Assignment:
Please restate the entries verbatim. The copy should hold no pictures.

(Website and app data records)
----

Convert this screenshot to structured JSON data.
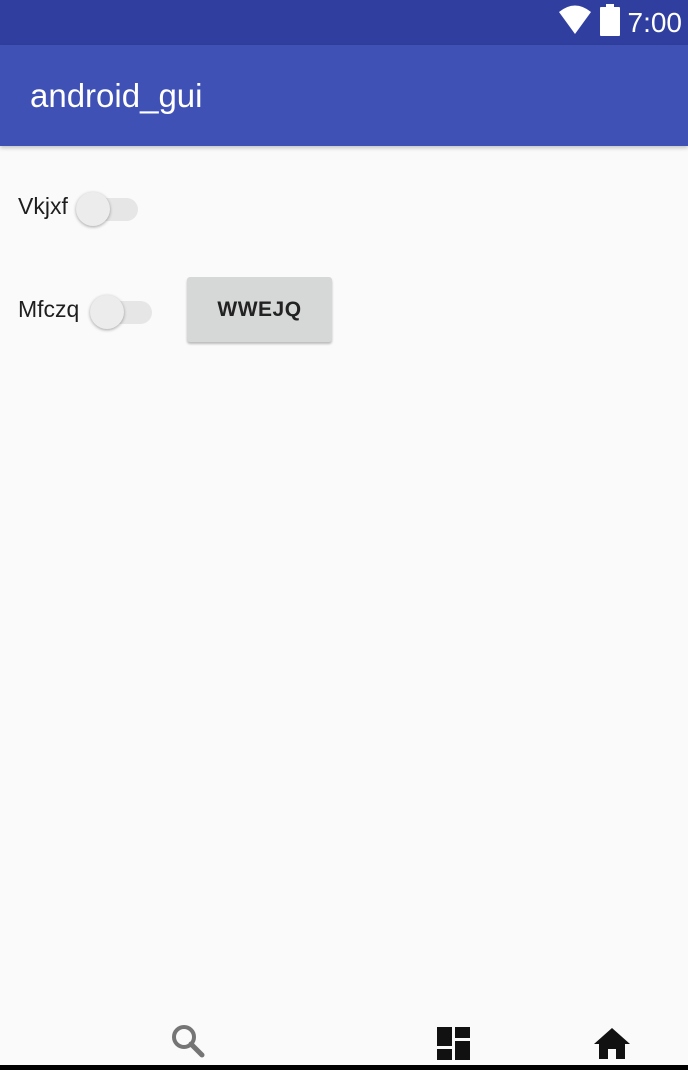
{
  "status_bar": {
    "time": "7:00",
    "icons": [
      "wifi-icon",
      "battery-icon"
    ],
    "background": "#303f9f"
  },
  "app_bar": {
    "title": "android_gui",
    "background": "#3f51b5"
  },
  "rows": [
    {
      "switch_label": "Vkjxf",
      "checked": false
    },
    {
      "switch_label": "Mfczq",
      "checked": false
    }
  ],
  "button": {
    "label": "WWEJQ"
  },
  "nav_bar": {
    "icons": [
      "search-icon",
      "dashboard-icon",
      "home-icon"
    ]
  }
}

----

Exercise answer:
Convert this screenshot to structured JSON data.
{
  "status_bar": {
    "time": "7:00",
    "icons": [
      "wifi-icon",
      "battery-icon"
    ],
    "background": "#303f9f"
  },
  "app_bar": {
    "title": "android_gui",
    "background": "#3f51b5"
  },
  "rows": [
    {
      "switch_label": "Vkjxf",
      "checked": false
    },
    {
      "switch_label": "Mfczq",
      "checked": false
    }
  ],
  "button": {
    "label": "WWEJQ"
  },
  "nav_bar": {
    "icons": [
      "search-icon",
      "dashboard-icon",
      "home-icon"
    ]
  }
}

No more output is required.